The presidential election isn’t the only race with lots at
stake for sexual and reproductive rights.
In Congressional races around the country, supporters of reproductive
health have an opportunity to seize a number of critical seats.
Washington state, Democrat Darcy Burner has been reminding women voters in
the 8th Congressional District that her opponent, incumbent Dave Reichert, has
said he believes that pharmacists should be able to refuse to fill a
prescription for birth control if morally opposed to it. Reichert is also anti-choice. But Reichert does have other bona fides women
can support. Reports the Seattle Times: "Working
Mother magazine gave Reichert a Best of Congress award this year for his voting
record and the family-friendly policies in his office. He won endorsements from
the national and state teachers unions this year because of the education
policies he supports. He’s also part of a bipartisan group working to ease the
nation’s health-care crisis…In 2005, he was the only Republican to vote against
a provision in the Deficit Reduction Act that included a fee paid mostly by
4th District, Rep.
Marilyn Musgrave is trailing her pro-choice challenger, Betsy Markey, by as
many as nine points. EMILY’s List has
described Musgrave as "the Sarah Palin of Colorado" because of an ad her campaign has run suggesting Markey
used her position as a "as a congressional staffer years ago to enrich her
information technology company through no-bid government contracts."
Kay Barnes, going after Rep. Sam Graves’s seat in Northwest
Missouri, has been highlighting Graves’s
opposition to the State Children’s Health Insurance Program, SCHIP. The St.
Joe News-Press says SCHIP would have covered 8,000 young people in the 6th
Senator Claire McCaskill is campaigning for Barnes, and says that Graves argued that he supported the President’s veto
because undocumented immigrants could benefit from the program (they can’t).
Marty Ozinga, Republican candidate for 11th District in
Illinois, claimed over the summer that health care is available to all
Americans, and his opponent, State Senator Debbie Halvorson, isn’t going to let
him forget it, reports
Rep. Tom Feeney, who has linked to corrupt lobbyist Jack Abramoff, is going to
confront the issue head-on with a new ad "to apologize for his role in the Jack
Abramoff corruption scandal," writes the Orland
Sentinel. The ad refers to the 2003
golfing trip Feeney took with Abramoff as a "rookie mistake." While the ad confronts the scandal directly –
already a target for Feeney’s challenger, Suzanne Kosmas – questions about the
extent of Feeney’s involvement with Abramoff remain.
independent wants to attract voters displeased by the support both
candidates for Ohio’s

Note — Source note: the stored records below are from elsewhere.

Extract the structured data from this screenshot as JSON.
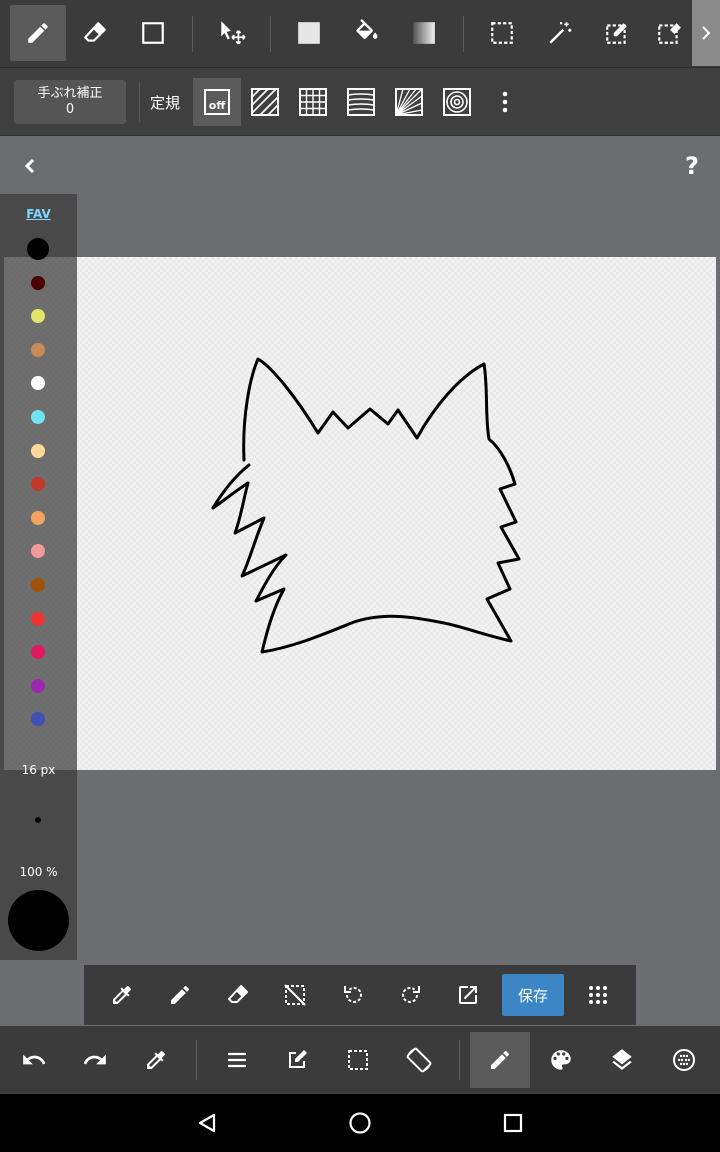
{
  "top_toolbar": {
    "tools": [
      "pencil-icon",
      "eraser-icon",
      "shape-icon",
      "move-icon",
      "fill-rect-icon",
      "bucket-icon",
      "gradient-icon",
      "select-icon",
      "magic-wand-icon",
      "select-pen-icon",
      "select-eraser-icon"
    ],
    "active_tool": "pencil-icon"
  },
  "sub_toolbar": {
    "stabilizer_label": "手ぶれ補正",
    "stabilizer_value": "0",
    "ruler_label": "定規",
    "ruler_off_label": "off"
  },
  "color_panel": {
    "fav_label": "FAV",
    "colors": [
      "#000000",
      "#4a0000",
      "#e4e46a",
      "#c98a5a",
      "#ffffff",
      "#6fe4f0",
      "#ffd89a",
      "#c0392b",
      "#f4a460",
      "#f29a9a",
      "#a0520a",
      "#ee3333",
      "#e0195f",
      "#9b27b0",
      "#3f51b5"
    ],
    "brush_size": "16 px",
    "opacity": "100 %",
    "current_color": "#000000"
  },
  "quick_bar": {
    "save_label": "保存"
  },
  "accent_color": "#3d86c6"
}
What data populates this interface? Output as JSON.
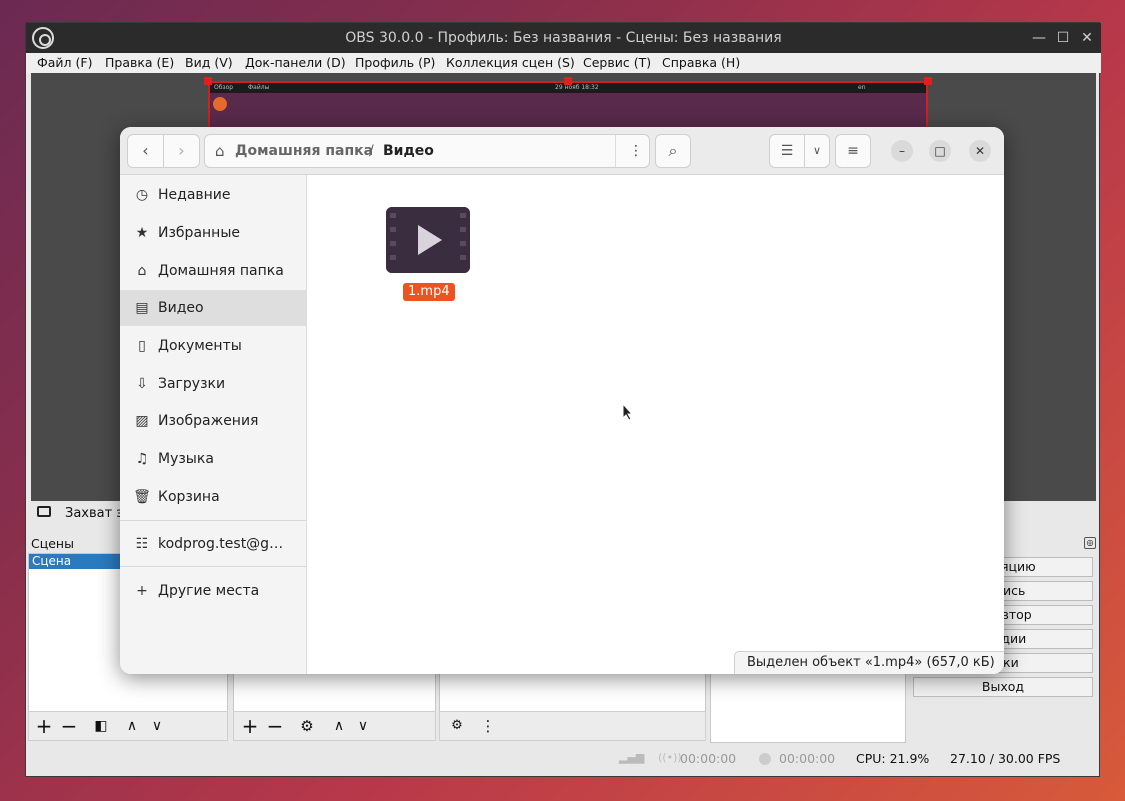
{
  "obs": {
    "title": "OBS 30.0.0 - Профиль: Без названия - Сцены: Без названия",
    "menu": [
      "Файл (F)",
      "Правка (E)",
      "Вид (V)",
      "Док-панели (D)",
      "Профиль (P)",
      "Коллекция сцен (S)",
      "Сервис (T)",
      "Справка (H)"
    ],
    "capture_bar_left": "Обзор",
    "capture_bar_app": "Файлы",
    "capture_bar_center": "29 нояб 18:32",
    "capture_bar_right": "en",
    "source_label": "Захват эк",
    "scenes_label": "Сцены",
    "scene_item": "Сцена",
    "controls": [
      "ансляцию",
      "запись",
      "ь повтор",
      "студии",
      "ойки",
      "Выход"
    ],
    "status": {
      "stream_time": "00:00:00",
      "rec_time": "00:00:00",
      "cpu": "CPU: 21.9%",
      "fps": "27.10 / 30.00 FPS"
    }
  },
  "files": {
    "path_home": "Домашняя папка",
    "path_sep": "/",
    "path_current": "Видео",
    "sidebar": [
      {
        "label": "Недавние",
        "icon": "clock-icon"
      },
      {
        "label": "Избранные",
        "icon": "star-icon"
      },
      {
        "label": "Домашняя папка",
        "icon": "home-icon"
      },
      {
        "label": "Видео",
        "icon": "film-icon"
      },
      {
        "label": "Документы",
        "icon": "document-icon"
      },
      {
        "label": "Загрузки",
        "icon": "download-icon"
      },
      {
        "label": "Изображения",
        "icon": "image-icon"
      },
      {
        "label": "Музыка",
        "icon": "music-icon"
      },
      {
        "label": "Корзина",
        "icon": "trash-icon"
      },
      {
        "label": "kodprog.test@g…",
        "icon": "server-icon"
      },
      {
        "label": "Другие места",
        "icon": "plus-icon"
      }
    ],
    "file_name": "1.mp4",
    "status": "Выделен объект «1.mp4» (657,0 кБ)"
  },
  "colors": {
    "selection_orange": "#e95420",
    "obs_scene_selected": "#2a7ac0",
    "capture_border": "#d21f1f"
  }
}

15th Congressional district have for abortion rights. Both Democrat Mary Jo Kilroy and Republican
Steven Stivers are pro-choice. Their
challenger, Don Eckhart, has been endorsed by Ohio Right to Life. Analysts say Stivers may be more negatively
impacted by Eckhart, as Stivers’s party usually turns out more anti-choice
Two pro-choice women are squaring off in the Kansas 2nd Congressional
District this fall – incumbent Democrat Rep. Nancy Boyda and Republican State
Treasurer Lynn Jenkins, who beat her anti-choice opponent, Jim Ryan, in the
Republican primary. (Jenkins was
endorsed by Republican Majority for Choice.)
Republicans think Boyda is vulnerable, because, as the Hays
Daily News reports, Republicans "outnumber Democrats
3-to-2 in the eastern Kansas
district." Boyda is emphasizing her
centrism and attempting to link Jenkins to Republicans in Washington.
Jenkins characterizes the race as "a dead heat."
Arizona State Senator Tim Bee has
proven an impressive fundraiser in his race against pro-choice freshman Rep.
Gabrielle Giffords, but, notes
CQ Politics, Giffords has been an impressive fundraiser herself. Bee has been endorsed by Arizona Right to